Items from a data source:
= Beginning of Section =
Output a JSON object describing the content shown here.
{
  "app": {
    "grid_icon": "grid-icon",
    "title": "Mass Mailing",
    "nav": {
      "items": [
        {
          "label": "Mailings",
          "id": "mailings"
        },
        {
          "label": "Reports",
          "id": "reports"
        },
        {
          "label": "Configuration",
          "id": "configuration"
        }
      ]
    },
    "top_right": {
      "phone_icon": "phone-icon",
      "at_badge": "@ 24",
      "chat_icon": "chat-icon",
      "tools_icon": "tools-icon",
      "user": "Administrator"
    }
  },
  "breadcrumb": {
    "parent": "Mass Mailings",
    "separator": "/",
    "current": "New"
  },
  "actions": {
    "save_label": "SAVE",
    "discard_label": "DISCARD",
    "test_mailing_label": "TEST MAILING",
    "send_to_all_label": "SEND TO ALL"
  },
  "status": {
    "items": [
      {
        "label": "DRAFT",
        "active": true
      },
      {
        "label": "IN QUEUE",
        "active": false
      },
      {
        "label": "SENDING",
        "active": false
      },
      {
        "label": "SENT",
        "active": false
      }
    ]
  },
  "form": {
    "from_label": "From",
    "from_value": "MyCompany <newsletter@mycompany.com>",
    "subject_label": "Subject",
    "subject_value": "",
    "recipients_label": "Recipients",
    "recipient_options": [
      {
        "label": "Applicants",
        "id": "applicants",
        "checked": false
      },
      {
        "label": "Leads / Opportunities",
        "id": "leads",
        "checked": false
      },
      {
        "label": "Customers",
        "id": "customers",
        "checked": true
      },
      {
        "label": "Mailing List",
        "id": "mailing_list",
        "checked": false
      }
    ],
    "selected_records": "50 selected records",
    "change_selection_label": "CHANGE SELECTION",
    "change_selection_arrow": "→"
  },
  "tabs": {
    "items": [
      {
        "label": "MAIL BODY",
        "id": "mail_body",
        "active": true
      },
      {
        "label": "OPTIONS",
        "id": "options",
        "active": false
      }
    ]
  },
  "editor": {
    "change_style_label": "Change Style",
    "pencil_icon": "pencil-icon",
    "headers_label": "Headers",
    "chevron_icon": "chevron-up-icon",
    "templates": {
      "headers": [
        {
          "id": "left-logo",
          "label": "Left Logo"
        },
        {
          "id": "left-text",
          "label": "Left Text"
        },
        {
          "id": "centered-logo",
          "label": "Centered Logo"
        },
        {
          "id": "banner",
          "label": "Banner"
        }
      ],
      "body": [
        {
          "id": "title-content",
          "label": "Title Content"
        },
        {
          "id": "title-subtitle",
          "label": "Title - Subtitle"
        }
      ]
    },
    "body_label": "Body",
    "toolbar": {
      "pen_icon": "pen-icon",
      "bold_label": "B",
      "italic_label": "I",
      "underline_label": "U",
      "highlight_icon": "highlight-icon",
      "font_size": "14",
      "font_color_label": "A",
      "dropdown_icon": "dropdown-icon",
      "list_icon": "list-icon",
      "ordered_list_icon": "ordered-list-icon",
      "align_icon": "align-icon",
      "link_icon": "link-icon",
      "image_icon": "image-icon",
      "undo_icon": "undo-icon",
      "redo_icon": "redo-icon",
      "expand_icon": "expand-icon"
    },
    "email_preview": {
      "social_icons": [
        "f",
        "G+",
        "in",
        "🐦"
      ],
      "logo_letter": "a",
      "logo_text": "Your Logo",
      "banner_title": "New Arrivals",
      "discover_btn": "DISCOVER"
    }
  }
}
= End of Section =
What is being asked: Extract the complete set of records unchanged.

Reply to the exercise:
Output a JSON object describing the content shown here.
{
  "app": {
    "grid_icon": "grid-icon",
    "title": "Mass Mailing",
    "nav": {
      "items": [
        {
          "label": "Mailings",
          "id": "mailings"
        },
        {
          "label": "Reports",
          "id": "reports"
        },
        {
          "label": "Configuration",
          "id": "configuration"
        }
      ]
    },
    "top_right": {
      "phone_icon": "phone-icon",
      "at_badge": "@ 24",
      "chat_icon": "chat-icon",
      "tools_icon": "tools-icon",
      "user": "Administrator"
    }
  },
  "breadcrumb": {
    "parent": "Mass Mailings",
    "separator": "/",
    "current": "New"
  },
  "actions": {
    "save_label": "SAVE",
    "discard_label": "DISCARD",
    "test_mailing_label": "TEST MAILING",
    "send_to_all_label": "SEND TO ALL"
  },
  "status": {
    "items": [
      {
        "label": "DRAFT",
        "active": true
      },
      {
        "label": "IN QUEUE",
        "active": false
      },
      {
        "label": "SENDING",
        "active": false
      },
      {
        "label": "SENT",
        "active": false
      }
    ]
  },
  "form": {
    "from_label": "From",
    "from_value": "MyCompany <newsletter@mycompany.com>",
    "subject_label": "Subject",
    "subject_value": "",
    "recipients_label": "Recipients",
    "recipient_options": [
      {
        "label": "Applicants",
        "id": "applicants",
        "checked": false
      },
      {
        "label": "Leads / Opportunities",
        "id": "leads",
        "checked": false
      },
      {
        "label": "Customers",
        "id": "customers",
        "checked": true
      },
      {
        "label": "Mailing List",
        "id": "mailing_list",
        "checked": false
      }
    ],
    "selected_records": "50 selected records",
    "change_selection_label": "CHANGE SELECTION",
    "change_selection_arrow": "→"
  },
  "tabs": {
    "items": [
      {
        "label": "MAIL BODY",
        "id": "mail_body",
        "active": true
      },
      {
        "label": "OPTIONS",
        "id": "options",
        "active": false
      }
    ]
  },
  "editor": {
    "change_style_label": "Change Style",
    "pencil_icon": "pencil-icon",
    "headers_label": "Headers",
    "chevron_icon": "chevron-up-icon",
    "templates": {
      "headers": [
        {
          "id": "left-logo",
          "label": "Left Logo"
        },
        {
          "id": "left-text",
          "label": "Left Text"
        },
        {
          "id": "centered-logo",
          "label": "Centered Logo"
        },
        {
          "id": "banner",
          "label": "Banner"
        }
      ],
      "body": [
        {
          "id": "title-content",
          "label": "Title Content"
        },
        {
          "id": "title-subtitle",
          "label": "Title - Subtitle"
        }
      ]
    },
    "body_label": "Body",
    "toolbar": {
      "pen_icon": "pen-icon",
      "bold_label": "B",
      "italic_label": "I",
      "underline_label": "U",
      "highlight_icon": "highlight-icon",
      "font_size": "14",
      "font_color_label": "A",
      "dropdown_icon": "dropdown-icon",
      "list_icon": "list-icon",
      "ordered_list_icon": "ordered-list-icon",
      "align_icon": "align-icon",
      "link_icon": "link-icon",
      "image_icon": "image-icon",
      "undo_icon": "undo-icon",
      "redo_icon": "redo-icon",
      "expand_icon": "expand-icon"
    },
    "email_preview": {
      "social_icons": [
        "f",
        "G+",
        "in",
        "🐦"
      ],
      "logo_letter": "a",
      "logo_text": "Your Logo",
      "banner_title": "New Arrivals",
      "discover_btn": "DISCOVER"
    }
  }
}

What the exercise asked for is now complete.